The required answer is a copy of each line in the entries below that includes "false".

———

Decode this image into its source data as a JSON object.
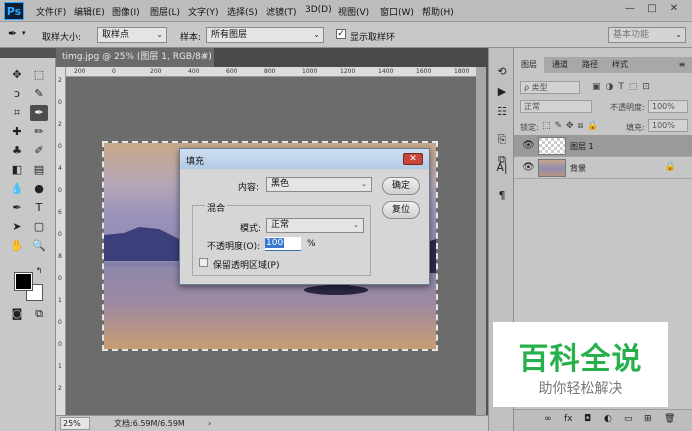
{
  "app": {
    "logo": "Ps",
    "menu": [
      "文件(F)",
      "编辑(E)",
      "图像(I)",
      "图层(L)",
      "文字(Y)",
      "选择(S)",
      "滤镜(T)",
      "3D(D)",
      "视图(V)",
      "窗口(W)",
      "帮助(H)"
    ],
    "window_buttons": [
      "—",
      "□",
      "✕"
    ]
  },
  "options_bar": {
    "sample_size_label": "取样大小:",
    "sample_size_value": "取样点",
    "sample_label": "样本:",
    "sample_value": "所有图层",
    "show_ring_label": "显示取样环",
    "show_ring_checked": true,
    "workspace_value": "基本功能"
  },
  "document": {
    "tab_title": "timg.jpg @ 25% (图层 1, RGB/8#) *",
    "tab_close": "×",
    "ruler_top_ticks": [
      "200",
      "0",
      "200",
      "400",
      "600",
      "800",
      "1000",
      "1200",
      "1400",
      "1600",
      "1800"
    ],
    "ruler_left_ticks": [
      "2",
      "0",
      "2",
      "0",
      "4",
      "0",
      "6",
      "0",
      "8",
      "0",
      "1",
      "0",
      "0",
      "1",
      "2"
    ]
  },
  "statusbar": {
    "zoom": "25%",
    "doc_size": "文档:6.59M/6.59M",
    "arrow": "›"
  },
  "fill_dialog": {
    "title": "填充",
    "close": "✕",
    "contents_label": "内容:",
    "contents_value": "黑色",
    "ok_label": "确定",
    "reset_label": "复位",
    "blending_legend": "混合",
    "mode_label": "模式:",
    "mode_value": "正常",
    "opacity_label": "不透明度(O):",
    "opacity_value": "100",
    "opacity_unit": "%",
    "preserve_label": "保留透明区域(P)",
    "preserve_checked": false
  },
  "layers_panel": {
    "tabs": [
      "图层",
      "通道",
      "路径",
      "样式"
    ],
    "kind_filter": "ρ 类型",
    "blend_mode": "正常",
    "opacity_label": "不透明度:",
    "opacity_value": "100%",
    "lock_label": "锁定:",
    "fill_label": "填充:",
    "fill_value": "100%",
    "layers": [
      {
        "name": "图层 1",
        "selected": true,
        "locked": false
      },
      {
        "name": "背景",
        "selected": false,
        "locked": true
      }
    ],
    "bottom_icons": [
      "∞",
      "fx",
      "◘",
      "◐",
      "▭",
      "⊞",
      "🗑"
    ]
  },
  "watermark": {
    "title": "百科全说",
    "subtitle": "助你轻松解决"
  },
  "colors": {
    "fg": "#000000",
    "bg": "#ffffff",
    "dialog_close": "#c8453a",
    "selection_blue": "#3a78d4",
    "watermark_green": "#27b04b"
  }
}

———

• _Finished task_
    "preserve_checked": false
        "locked": false
        "selected": false,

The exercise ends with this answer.